TASK STATEMENT
Each line of the entries below that includes "this" belongs in your answer.

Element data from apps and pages
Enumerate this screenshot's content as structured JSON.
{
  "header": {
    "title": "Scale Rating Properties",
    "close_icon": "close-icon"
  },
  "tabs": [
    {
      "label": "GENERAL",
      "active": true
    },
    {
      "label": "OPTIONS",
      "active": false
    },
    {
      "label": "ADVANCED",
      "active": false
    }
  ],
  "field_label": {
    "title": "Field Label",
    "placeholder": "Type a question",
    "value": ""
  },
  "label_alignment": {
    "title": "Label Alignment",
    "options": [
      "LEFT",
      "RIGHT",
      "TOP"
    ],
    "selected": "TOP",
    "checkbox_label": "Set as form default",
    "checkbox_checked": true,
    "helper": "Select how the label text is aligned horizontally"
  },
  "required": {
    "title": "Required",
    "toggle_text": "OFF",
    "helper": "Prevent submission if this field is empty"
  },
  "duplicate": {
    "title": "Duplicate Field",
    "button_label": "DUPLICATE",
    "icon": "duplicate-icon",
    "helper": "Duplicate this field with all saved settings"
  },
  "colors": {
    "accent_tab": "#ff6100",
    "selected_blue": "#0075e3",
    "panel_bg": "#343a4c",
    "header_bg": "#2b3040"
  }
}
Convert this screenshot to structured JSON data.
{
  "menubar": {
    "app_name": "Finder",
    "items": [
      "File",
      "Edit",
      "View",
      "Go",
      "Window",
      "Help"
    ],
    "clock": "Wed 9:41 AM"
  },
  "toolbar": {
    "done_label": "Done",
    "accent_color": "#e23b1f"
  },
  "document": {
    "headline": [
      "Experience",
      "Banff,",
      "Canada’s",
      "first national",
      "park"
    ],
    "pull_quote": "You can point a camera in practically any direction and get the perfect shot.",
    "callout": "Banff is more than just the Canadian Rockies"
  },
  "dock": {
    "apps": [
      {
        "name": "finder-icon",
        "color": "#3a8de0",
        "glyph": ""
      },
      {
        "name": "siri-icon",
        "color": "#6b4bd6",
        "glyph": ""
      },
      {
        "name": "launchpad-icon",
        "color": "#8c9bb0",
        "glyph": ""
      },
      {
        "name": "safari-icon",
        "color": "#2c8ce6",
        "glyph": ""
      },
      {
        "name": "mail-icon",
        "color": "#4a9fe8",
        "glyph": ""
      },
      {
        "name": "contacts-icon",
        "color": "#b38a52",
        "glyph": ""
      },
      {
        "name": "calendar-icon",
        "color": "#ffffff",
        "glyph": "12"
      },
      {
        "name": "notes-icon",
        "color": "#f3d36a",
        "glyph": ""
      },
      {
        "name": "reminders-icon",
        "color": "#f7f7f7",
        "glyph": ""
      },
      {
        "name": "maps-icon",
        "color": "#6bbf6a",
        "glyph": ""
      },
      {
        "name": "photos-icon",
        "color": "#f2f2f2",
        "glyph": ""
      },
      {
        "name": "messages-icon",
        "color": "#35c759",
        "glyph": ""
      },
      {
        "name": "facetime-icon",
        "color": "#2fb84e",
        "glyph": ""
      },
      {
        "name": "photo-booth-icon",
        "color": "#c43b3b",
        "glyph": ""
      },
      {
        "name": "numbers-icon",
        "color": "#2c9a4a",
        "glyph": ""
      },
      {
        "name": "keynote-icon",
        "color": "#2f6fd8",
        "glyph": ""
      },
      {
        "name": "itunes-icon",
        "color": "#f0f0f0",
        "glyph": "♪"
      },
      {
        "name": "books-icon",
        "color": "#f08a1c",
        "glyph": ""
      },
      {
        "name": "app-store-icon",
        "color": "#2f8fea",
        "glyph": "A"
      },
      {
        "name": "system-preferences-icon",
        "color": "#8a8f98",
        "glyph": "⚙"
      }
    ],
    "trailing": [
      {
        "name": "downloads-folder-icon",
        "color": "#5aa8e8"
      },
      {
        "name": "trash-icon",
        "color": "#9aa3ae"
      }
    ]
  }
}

ANSWER
Enumerate this screenshot's content as structured JSON.
    "helper": "Prevent submission if this field is empty"
    "helper": "Duplicate this field with all saved settings"
Convert this screenshot to structured JSON data.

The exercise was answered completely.